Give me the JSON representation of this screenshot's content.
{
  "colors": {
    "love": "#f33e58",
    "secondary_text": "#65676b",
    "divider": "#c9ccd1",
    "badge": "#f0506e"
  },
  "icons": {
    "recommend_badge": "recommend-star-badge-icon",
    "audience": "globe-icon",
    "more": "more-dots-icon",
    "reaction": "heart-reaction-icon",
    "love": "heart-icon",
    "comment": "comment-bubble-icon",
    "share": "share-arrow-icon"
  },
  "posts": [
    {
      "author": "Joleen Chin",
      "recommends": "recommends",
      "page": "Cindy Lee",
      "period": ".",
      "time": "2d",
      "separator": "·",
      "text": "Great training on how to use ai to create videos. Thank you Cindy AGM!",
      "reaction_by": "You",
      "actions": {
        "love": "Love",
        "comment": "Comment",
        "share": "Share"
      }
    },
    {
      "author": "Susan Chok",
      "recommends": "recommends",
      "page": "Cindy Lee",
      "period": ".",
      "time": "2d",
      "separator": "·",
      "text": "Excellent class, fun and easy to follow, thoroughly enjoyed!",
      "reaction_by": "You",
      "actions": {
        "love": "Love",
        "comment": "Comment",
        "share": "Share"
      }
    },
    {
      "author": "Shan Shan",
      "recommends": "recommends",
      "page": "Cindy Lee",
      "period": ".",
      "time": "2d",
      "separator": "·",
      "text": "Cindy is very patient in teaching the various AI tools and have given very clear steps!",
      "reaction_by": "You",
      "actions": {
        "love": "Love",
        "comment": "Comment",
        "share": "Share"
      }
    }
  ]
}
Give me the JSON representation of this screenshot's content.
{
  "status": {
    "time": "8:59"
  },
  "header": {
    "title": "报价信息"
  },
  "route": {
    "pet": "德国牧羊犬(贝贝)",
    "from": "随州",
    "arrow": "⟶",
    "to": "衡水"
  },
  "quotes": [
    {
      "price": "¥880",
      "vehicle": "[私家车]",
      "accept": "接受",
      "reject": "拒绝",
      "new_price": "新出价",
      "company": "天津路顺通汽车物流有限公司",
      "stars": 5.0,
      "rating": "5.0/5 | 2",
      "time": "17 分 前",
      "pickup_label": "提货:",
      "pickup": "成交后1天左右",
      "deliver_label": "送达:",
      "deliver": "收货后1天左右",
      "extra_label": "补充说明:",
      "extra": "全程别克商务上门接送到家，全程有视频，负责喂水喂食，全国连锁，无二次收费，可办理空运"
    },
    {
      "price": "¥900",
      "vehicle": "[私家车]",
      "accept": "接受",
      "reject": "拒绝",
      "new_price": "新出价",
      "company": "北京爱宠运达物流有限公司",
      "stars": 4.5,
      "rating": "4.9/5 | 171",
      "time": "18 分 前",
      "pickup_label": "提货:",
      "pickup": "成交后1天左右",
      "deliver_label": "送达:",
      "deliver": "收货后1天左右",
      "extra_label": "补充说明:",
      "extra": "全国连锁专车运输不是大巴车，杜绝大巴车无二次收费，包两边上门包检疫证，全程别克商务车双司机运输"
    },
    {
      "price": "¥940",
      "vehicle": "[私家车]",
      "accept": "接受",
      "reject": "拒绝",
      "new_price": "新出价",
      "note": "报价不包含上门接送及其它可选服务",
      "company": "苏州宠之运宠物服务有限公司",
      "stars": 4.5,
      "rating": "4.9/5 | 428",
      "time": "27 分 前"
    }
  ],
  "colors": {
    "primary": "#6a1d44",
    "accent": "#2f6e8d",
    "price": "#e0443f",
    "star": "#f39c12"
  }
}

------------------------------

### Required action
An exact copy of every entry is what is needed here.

### Solution for this problem
Give me the JSON representation of this screenshot's content.
{
  "colors": {
    "love": "#f33e58",
    "secondary_text": "#65676b",
    "divider": "#c9ccd1",
    "badge": "#f0506e"
  },
  "icons": {
    "recommend_badge": "recommend-star-badge-icon",
    "audience": "globe-icon",
    "more": "more-dots-icon",
    "reaction": "heart-reaction-icon",
    "love": "heart-icon",
    "comment": "comment-bubble-icon",
    "share": "share-arrow-icon"
  },
  "posts": [
    {
      "author": "Joleen Chin",
      "recommends": "recommends",
      "page": "Cindy Lee",
      "period": ".",
      "time": "2d",
      "separator": "·",
      "text": "Great training on how to use ai to create videos. Thank you Cindy AGM!",
      "reaction_by": "You",
      "actions": {
        "love": "Love",
        "comment": "Comment",
        "share": "Share"
      }
    },
    {
      "author": "Susan Chok",
      "recommends": "recommends",
      "page": "Cindy Lee",
      "period": ".",
      "time": "2d",
      "separator": "·",
      "text": "Excellent class, fun and easy to follow, thoroughly enjoyed!",
      "reaction_by": "You",
      "actions": {
        "love": "Love",
        "comment": "Comment",
        "share": "Share"
      }
    },
    {
      "author": "Shan Shan",
      "recommends": "recommends",
      "page": "Cindy Lee",
      "period": ".",
      "time": "2d",
      "separator": "·",
      "text": "Cindy is very patient in teaching the various AI tools and have given very clear steps!",
      "reaction_by": "You",
      "actions": {
        "love": "Love",
        "comment": "Comment",
        "share": "Share"
      }
    }
  ]
}
Give me the JSON representation of this screenshot's content.
{
  "status": {
    "time": "8:59"
  },
  "header": {
    "title": "报价信息"
  },
  "route": {
    "pet": "德国牧羊犬(贝贝)",
    "from": "随州",
    "arrow": "⟶",
    "to": "衡水"
  },
  "quotes": [
    {
      "price": "¥880",
      "vehicle": "[私家车]",
      "accept": "接受",
      "reject": "拒绝",
      "new_price": "新出价",
      "company": "天津路顺通汽车物流有限公司",
      "stars": 5.0,
      "rating": "5.0/5 | 2",
      "time": "17 分 前",
      "pickup_label": "提货:",
      "pickup": "成交后1天左右",
      "deliver_label": "送达:",
      "deliver": "收货后1天左右",
      "extra_label": "补充说明:",
      "extra": "全程别克商务上门接送到家，全程有视频，负责喂水喂食，全国连锁，无二次收费，可办理空运"
    },
    {
      "price": "¥900",
      "vehicle": "[私家车]",
      "accept": "接受",
      "reject": "拒绝",
      "new_price": "新出价",
      "company": "北京爱宠运达物流有限公司",
      "stars": 4.5,
      "rating": "4.9/5 | 171",
      "time": "18 分 前",
      "pickup_label": "提货:",
      "pickup": "成交后1天左右",
      "deliver_label": "送达:",
      "deliver": "收货后1天左右",
      "extra_label": "补充说明:",
      "extra": "全国连锁专车运输不是大巴车，杜绝大巴车无二次收费，包两边上门包检疫证，全程别克商务车双司机运输"
    },
    {
      "price": "¥940",
      "vehicle": "[私家车]",
      "accept": "接受",
      "reject": "拒绝",
      "new_price": "新出价",
      "note": "报价不包含上门接送及其它可选服务",
      "company": "苏州宠之运宠物服务有限公司",
      "stars": 4.5,
      "rating": "4.9/5 | 428",
      "time": "27 分 前"
    }
  ],
  "colors": {
    "primary": "#6a1d44",
    "accent": "#2f6e8d",
    "price": "#e0443f",
    "star": "#f39c12"
  }
}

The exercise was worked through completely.